Dukes went on to do a sports show and Santana walked away from terrestrial radio to pursue a job in marketing. It’s 2009. Santana discovers that Adam Carolla has turned his show into a podcast. “This man took his brand of radio and said ‘I’m going to try something new.’ And if you ever hear the first podcast that he ever did. It was equivalent to a man walking on the moon for a broadcaster. He didn’t know what was happening. I got chills listening to it, because I knew what he was doing. He was freeing what he did on the radio into an hour long format. We weren’t in a world of by the way you have to have a radio license or an FCC license or a studio for that matter to do this. You need a mic, a computer, audio editing software, an internet signal and some bandwidth. Adam was fired on Friday and half a million people showed up on Monday morning and crashed the servers. That’s when it started.”
Santana knew that he had to make a podcast, but couldn’t hook up with Dukes, because he had started a different job and the schedules didn’t work. “It wasn’t the right time yet.”
Photo Credit: Phil Worthington

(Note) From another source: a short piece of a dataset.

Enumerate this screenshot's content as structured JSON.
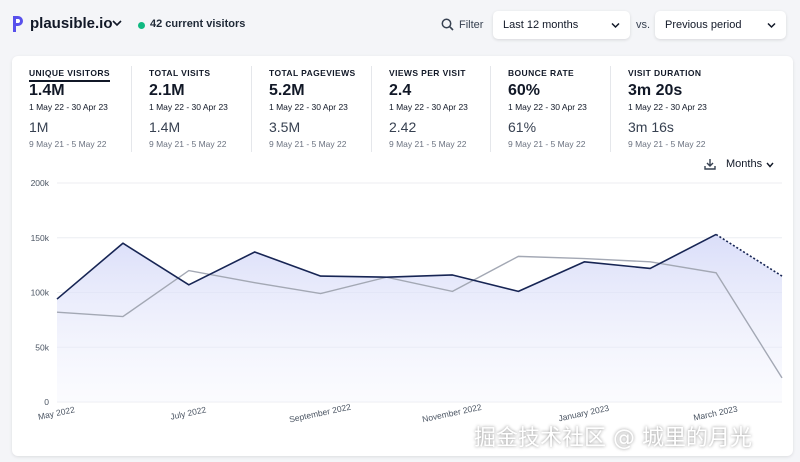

From left to right: Robb Spewak, Buzz Burbank, Mike O’Meara, Front. Oscar Santana
He decided to reach out to his friend Mike O’Meara, who also lost his talk show, and encouraged him to get one going. “He’s a legendary broadcaster. I hounded Mike. He calls me seven months later and said ‘I want to hear about your podcast idea and the rest was history. He got Buzz Burbank, best news guy in the country, Robb Spewak, who is just a perfect flow with Mike O’Meara. The whole Mike O’Meara crew that was on terrestrial radio was back on the podcast world.”
Santana figured that he would be part of the team on the business side, but as fate would have it he was asked to do something else. O’Meara asked him, “Can you be a fourth mic on the show? I was happy. It felt like something special was happening.” Dukes reached out to Santana to see about getting their show going again. “It was like you know we should just record something and see what happens and we started and have resurrected Big “O” and Dukes. We do it once a week and I do the Mike O’Meara show that is five days a week.”
The pinnacle point for Santana was when iTunes got on FaceBook and did a vote to see what are the most popular talk show podcasts. A fan sent Santana the following picture and all was well.
If radio is a cruel mistress then I guess the podcast is a soul mate. Not that Apple needs the plug, they apparently have more money than the U.S. government, but I would advise you to get one and start checking these shows out. I personally listen to them shows everyday at work and laugh hystericaly amidst the quiet office. My co-workers think I’m insane and they are correct. Anyway, that was truly epic.